for he cannot deny himself. {2 Timothy 2:11-13 ESV}

And in this, I can persevere, because I know the Son will rise on Sunday morning. So, while I wait, I work in the hope that others may be delivered by the promise that comes at the first light of dawn.


A Willing Participant?

Faith & Spirituality, Writing

So often when we think of Good Friday, we think of it as a willful compliance, a submission even. But the God who designed creation was also the God of the Crucifixion, Christ’s death always a demarcation on the horizon. Always. God on the cross was never any less God, and in authoring His own death, “It was finished.” {John 19:30}

Tozer states that, “Nothing in God’s created world is able to make God–to require God–to do anything.” Even in His infinite justice and unending love, God would have never gone to the cross unless He intended to all along.

Even when He delivered His law to the Israelites, God is perfectly articulate as to who He is.

The Eternal God, full of compassion and mercy, slow to anger, and abundant in loyal love and truth, who maintains loyal love to thousands of people, who forgives wrongdoing, rebellion, and sin; yet does not allow sin to go unpunished. {Exodus 34:6b-7 The Voice}

In this, I AM is telling Moses what to expect and giving all of humanity a glimpse into His character, not at that moment but always. Our God is a God of compassion and mercy, a God of patience, who is forever loving and honest. In this love He is forgiving, but He is also just. And in response? “Moses quickly bowed down on the ground and worshiped.” {Exodus 34:8}

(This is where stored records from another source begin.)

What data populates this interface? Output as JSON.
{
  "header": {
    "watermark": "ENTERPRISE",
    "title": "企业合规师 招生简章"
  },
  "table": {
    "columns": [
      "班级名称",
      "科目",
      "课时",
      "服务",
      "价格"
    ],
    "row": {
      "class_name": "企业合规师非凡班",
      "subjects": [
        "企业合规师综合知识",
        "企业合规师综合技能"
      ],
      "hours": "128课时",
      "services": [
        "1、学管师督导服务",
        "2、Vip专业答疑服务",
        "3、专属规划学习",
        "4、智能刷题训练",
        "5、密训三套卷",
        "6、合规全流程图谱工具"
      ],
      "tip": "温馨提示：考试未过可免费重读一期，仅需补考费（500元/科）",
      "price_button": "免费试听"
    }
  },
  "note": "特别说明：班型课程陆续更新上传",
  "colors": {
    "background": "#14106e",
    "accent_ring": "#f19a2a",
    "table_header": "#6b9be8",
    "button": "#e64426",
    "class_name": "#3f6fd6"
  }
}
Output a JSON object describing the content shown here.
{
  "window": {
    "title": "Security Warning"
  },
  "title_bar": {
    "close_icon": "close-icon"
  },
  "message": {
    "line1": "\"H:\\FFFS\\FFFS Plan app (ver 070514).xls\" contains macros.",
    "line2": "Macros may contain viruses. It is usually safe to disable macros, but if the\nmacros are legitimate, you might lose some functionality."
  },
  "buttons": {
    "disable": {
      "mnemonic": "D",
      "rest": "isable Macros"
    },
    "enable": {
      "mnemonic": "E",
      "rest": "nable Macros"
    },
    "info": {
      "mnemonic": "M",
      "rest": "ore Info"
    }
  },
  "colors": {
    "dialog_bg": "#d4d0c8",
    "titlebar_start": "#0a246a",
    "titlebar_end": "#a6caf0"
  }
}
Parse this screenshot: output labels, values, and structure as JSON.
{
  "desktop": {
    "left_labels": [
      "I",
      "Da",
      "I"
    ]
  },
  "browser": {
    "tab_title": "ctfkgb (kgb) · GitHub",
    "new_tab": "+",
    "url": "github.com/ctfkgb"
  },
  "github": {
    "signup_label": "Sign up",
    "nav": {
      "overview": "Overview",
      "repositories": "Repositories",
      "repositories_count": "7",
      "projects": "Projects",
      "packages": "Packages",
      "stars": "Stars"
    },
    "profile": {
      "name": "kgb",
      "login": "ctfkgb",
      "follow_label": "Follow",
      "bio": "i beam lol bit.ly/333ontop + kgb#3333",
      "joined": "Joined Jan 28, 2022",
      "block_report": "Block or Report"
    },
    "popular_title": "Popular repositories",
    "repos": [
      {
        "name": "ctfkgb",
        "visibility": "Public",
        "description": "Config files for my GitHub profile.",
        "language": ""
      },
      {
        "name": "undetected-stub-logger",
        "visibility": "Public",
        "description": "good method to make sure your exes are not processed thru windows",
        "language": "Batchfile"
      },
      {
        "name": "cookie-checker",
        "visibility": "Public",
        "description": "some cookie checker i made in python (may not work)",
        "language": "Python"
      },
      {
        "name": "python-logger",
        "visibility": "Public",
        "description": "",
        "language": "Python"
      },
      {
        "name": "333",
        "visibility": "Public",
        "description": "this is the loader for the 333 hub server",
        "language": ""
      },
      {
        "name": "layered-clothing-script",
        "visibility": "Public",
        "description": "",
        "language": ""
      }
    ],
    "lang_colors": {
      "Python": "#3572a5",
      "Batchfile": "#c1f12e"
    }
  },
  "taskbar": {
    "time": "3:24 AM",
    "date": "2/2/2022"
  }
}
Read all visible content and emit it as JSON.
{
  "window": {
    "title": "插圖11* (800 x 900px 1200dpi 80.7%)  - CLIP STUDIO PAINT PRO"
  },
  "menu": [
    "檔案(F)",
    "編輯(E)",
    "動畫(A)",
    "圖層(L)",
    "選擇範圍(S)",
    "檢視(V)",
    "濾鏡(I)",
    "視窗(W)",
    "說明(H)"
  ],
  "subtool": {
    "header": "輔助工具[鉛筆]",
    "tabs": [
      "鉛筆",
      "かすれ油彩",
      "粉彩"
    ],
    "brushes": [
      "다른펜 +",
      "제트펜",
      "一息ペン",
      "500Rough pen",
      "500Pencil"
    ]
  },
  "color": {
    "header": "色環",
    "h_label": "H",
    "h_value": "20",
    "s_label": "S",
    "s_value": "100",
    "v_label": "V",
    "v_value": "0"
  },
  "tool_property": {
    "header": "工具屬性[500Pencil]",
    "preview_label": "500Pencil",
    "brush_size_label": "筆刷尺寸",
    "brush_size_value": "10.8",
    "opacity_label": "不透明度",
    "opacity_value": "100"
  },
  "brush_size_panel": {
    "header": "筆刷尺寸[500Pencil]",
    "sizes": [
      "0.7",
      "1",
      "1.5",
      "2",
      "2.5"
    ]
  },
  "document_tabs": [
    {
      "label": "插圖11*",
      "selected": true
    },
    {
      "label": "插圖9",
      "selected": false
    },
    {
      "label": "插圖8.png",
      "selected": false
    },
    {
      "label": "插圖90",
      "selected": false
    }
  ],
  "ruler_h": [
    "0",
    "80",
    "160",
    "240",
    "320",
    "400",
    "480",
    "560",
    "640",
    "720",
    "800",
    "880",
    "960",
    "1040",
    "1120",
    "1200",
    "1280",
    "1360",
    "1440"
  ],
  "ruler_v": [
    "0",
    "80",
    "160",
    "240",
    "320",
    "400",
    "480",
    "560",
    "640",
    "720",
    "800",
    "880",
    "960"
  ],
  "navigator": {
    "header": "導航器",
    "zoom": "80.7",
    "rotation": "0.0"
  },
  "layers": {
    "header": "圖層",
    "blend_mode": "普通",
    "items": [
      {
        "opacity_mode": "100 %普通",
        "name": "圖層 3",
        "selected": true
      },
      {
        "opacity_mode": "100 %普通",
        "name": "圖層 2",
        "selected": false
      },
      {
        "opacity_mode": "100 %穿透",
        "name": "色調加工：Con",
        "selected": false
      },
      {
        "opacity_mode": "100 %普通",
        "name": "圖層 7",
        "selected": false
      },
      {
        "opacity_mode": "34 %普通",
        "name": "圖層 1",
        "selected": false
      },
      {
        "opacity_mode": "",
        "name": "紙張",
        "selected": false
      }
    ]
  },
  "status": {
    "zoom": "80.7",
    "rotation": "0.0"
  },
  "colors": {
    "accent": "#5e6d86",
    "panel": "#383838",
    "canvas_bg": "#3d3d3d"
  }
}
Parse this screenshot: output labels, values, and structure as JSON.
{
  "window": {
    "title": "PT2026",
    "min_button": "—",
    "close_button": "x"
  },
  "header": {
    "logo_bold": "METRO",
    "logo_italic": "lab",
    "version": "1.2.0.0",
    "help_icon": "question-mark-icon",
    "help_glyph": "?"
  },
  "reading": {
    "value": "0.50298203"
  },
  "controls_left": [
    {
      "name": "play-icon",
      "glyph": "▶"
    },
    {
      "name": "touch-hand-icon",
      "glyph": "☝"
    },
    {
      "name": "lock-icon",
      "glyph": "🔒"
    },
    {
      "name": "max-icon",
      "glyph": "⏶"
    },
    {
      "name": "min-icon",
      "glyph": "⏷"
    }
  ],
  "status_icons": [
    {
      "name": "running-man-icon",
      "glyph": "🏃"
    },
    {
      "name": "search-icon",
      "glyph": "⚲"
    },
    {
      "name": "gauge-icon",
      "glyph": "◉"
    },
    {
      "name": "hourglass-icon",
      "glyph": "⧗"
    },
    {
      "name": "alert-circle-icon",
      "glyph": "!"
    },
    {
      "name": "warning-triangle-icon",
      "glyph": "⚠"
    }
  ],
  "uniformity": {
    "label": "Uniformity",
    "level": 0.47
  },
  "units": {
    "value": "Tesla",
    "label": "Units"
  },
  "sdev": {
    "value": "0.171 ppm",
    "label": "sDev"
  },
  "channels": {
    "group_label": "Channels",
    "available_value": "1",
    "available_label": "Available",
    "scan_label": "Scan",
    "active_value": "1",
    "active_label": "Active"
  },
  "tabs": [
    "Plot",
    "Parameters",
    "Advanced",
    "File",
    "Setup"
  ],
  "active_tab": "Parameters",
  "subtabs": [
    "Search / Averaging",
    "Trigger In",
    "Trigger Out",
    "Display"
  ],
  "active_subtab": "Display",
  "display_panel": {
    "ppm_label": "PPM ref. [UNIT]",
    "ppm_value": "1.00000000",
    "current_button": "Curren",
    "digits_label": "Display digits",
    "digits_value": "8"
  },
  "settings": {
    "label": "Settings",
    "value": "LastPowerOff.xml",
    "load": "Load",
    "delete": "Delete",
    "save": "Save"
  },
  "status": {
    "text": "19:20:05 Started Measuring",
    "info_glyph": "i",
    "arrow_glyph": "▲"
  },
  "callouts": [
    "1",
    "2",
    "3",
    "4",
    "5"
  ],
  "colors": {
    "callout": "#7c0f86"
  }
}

Since God is compassion and mercy, God is love, and God is justice, it is not merely those elements of His character that externally force His hand, but those elements of Him that bleed from His heart into His actions toward us. No more so was that demonstrated than on the cross.

The character of God was not diminished in Jesus Christ, nor was it altered by the cross, rather it was fully proven. Now, instead of wondering how God must feel about us, we are confident in the knowledge of His feelings for us.

But think about this: while we were wasting our lives in sin, God revealed His powerful love to us in a tangible display—the Anointed One died for us. {Romans 5:8 The Voice}

And our response? Simple, we worship.